Currently Hulu only operates in the US, where it runs content from its founding partners Fox News Corp and NBC Universal, as well as ABC which signed up at a later date.

However, plans to come to Europe and the UK have floundered, with partnerships over content not forthcoming.

Not technological

Speaking at the IP&TV World Forum 2011, Johannes Larcher – senior vice president for international – admitted that the barrier was not technological but entirely down to getting hold of the right TV programmes and films needed to make a splash.

"We are currently a US only business but we are interested in expanding into multiple markets like Europe and Asia," said Larcher.

"The biggest problem is not the technology [which] has been built by a sophisticated engineering team from the ground up.

"So bringing the product here is not the problem, the problem is access to content.

"As well as our three main partners we also have 250 other partners, so we have deep relationships which have been very positive and satisfied with Hulu.

"We can leverage part of that in international markets as well but the biggest challenge for us is in expanding access [to content].

So on day one when we come to UK, and I'm not saying we are coming to the UK, content has to be expanded to provide TV and feature films that make the service wow the audience

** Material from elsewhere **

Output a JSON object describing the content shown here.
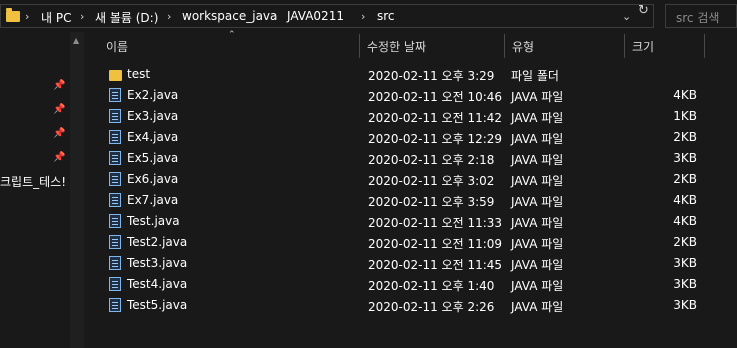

"And unless we see a way to secure that content, it's very difficult to enter a market."

Slow progress

Hulu was originally slated to make a relatively quick move across the Atlantic to the UK, but the company quickly ran into major problems in securing content.

Not only are the terrestrial broadcasters with the most watched programmes – like BBC and ITV – already well established in the market with their own players, but major broadcasters like Sky and Virgin are keen to pay to ring-fence the key US content for their own on-demand services.